Like its clients in a variety of industries, including pulp and paper, Thompson Industrial Services is committed to safety as a top priority. The industrial cleaning services company has advanced and grown significantly over the last 30 years, but maintains a culture that puts people first. This safety-first, people-first culture is the driving force behind Thompson’s “SIF” Prevention Program. SIFs are Serious Injuries and Fatalities, and preventing SIFs is every employee’s number one mission.
To achieve this goal, Thompson developed a leadership-driven, multi-level governance structure that implements layers of protection, analyzes big data, and empowers all employees to promote safe behavior. Since putting these new programs in place, Thompson has improved its Total Incidents Recorded (TIR) by nearly 60 percent, even while experiencing a 15 percent growth in hours worked.
Thompson’s SIF prevention program uses layers of protection including automated technologies, an advanced behavior-based observation program, data analytics, and forward-thinking policies and programs. The SIF prevention program is very customer-specific; before, during, and after each job, the safety division scrutinizes all potential risks, but most importantly, they specifically identify the highest risk factors to maximize protection from SIFs. The safety team uses leading indicators garnered from 35,000+ real-time annual safety observations to identify the top SIF precursors for unique and even routine jobs, and then develops a customized strategic action plan using all layers of protection possible.
As a first layer of protection, hazard-specific PPE protocols are standard across the company for any employee who works in the field.

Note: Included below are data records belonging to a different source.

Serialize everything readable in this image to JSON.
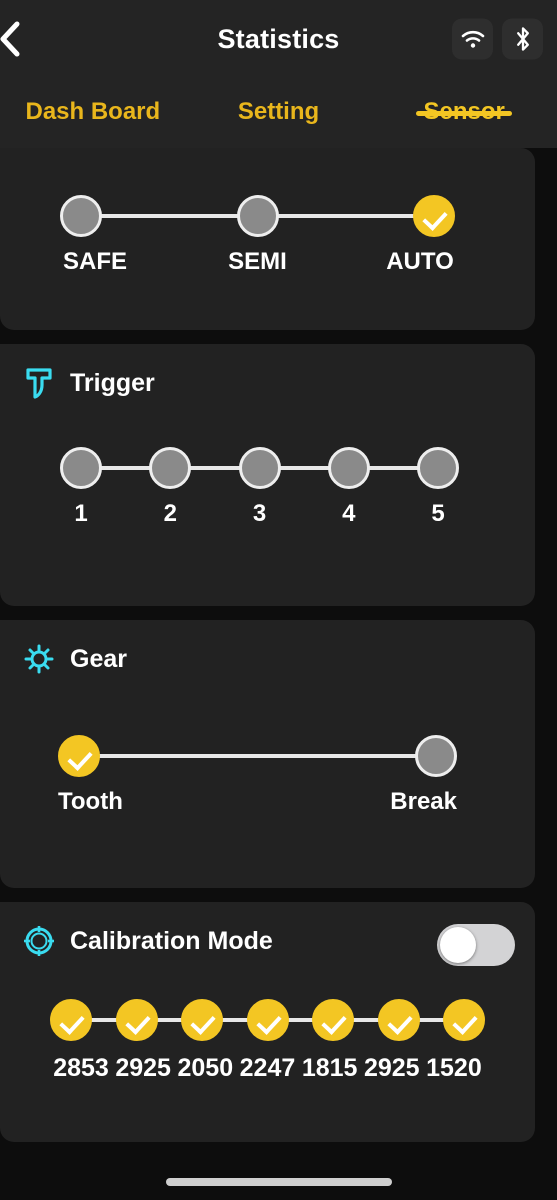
{
  "navbar": {
    "title": "Statistics",
    "back_icon": "chevron-left-icon",
    "status_icons": [
      {
        "name": "wifi-icon",
        "label": "WiFi"
      },
      {
        "name": "bluetooth-icon",
        "label": "Bluetooth"
      }
    ]
  },
  "tabs": [
    {
      "label": "Dash Board",
      "active": false
    },
    {
      "label": "Setting",
      "active": false
    },
    {
      "label": "Sensor",
      "active": true
    }
  ],
  "fire_mode": {
    "options": [
      {
        "label": "SAFE",
        "selected": false
      },
      {
        "label": "SEMI",
        "selected": false
      },
      {
        "label": "AUTO",
        "selected": true
      }
    ]
  },
  "trigger": {
    "title": "Trigger",
    "icon": "trigger-icon",
    "icon_color": "#3adcf0",
    "options": [
      {
        "label": "1",
        "selected": false
      },
      {
        "label": "2",
        "selected": false
      },
      {
        "label": "3",
        "selected": false
      },
      {
        "label": "4",
        "selected": false
      },
      {
        "label": "5",
        "selected": false
      }
    ]
  },
  "gear": {
    "title": "Gear",
    "icon": "gear-icon",
    "icon_color": "#3adcf0",
    "options": [
      {
        "label": "Tooth",
        "selected": true
      },
      {
        "label": "Break",
        "selected": false
      }
    ]
  },
  "calibration": {
    "title": "Calibration Mode",
    "icon": "calibration-target-icon",
    "icon_color": "#3adcf0",
    "toggle_on": false,
    "values": [
      {
        "label": "2853",
        "selected": true
      },
      {
        "label": "2925",
        "selected": true
      },
      {
        "label": "2050",
        "selected": true
      },
      {
        "label": "2247",
        "selected": true
      },
      {
        "label": "1815",
        "selected": true
      },
      {
        "label": "2925",
        "selected": true
      },
      {
        "label": "1520",
        "selected": true
      }
    ]
  },
  "colors": {
    "accent_yellow": "#f3c623",
    "accent_cyan": "#3adcf0",
    "card_bg": "#222222",
    "page_bg": "#0d0d0d",
    "dot_off": "#8a8a8a"
  }
}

The second layer includes Administrative Controls such as policies, procedures, and annual advanced training. Before new employees enter the field and interact with client equipment, they undergo a stringent training program focused on their specific area of work. They also participate in continued safety training, safety meetings, and communications.
The third layer focuses on Behavioral and Human Performance. All field employees and management use Thompson’s SafetyNet tool to “find, fix, and report” conditions or behaviors that need correction on every job. More than 750 employees have entered data totaling over 110,000 observations. This has resulted in over 2.5 million findings, out of which 200,000 unsafe findings were mitigated.
SafetyNet produces crucial “big data” trend-analysis that reveals important leading indicators that Thompson can use to prevent future risk. Findings of high enough severity are not only analyzed for maximized future SIF prevention, they also immediately trigger alerts to all responsible leadership, facilitating critical communication across the company.
In addition, every division (20+) has its own safety council, which examines its data and responds with its expertise about that particular field. Regional safety councils take a broader look at the division councils’ results, and on a quarterly basis Thompson’s corporate leadership reviews the safety data across the organization, providing guidance about what safety programs should be adopted or modified company-wide.
The fourth layer of protection is Engineering Controls, which means automating processes wherever possible to keep people out of harm’s way. Thompson is nearing its goal of being 100 percent hands-free, and has been the catalyst for several major industrial facilities that now require 100 percent automation. As an example, converting a pulp and paper client’s evaporator cleaning from manual to automated hydroblasting not only took the operators out of harm’s way, but it reduced the total number of crew and hours worked by 50 percent.
The fifth layer of SIF prevention program is Substitution/Elimination—the removal of hazards wherever possible. These fourth and fifth layers often go hand-in-hand. When identifying risks and developing a customized strategic action plan for each job, Thompson will take every measure to physically remove the hazard if possible, or replace it with a safer and equally or more effective alternative.
In addition to automated hydroblasting, Thompson is introducing many other advanced technologies that reduce or remove hazards for employees. Examples include the use of drones to inspect hard-to-access or hazardous areas, automated vacuuming, synthetic media abrasive blasting with robotic capabilities, and other customized specialty services.
Substituting technology and eliminating hazards is primarily about getting employees home to their families each day without injury, yet these strategies have other positive effects. These methods are faster, more precise, and do not require the additional PPE, scaffolding, confined entry training, permits, and other costly preventive measures that would otherwise come into play. This leads to shortened project timeframes, faster returns to production, and a lower total bill for the client.
Dean Kuhlman is director of safety for Thompson Industrial Services (thompsonindustrialservices.com). Thompson presented its safety success at the 2019 PPSA Safety & Health Conference (ppsa.org).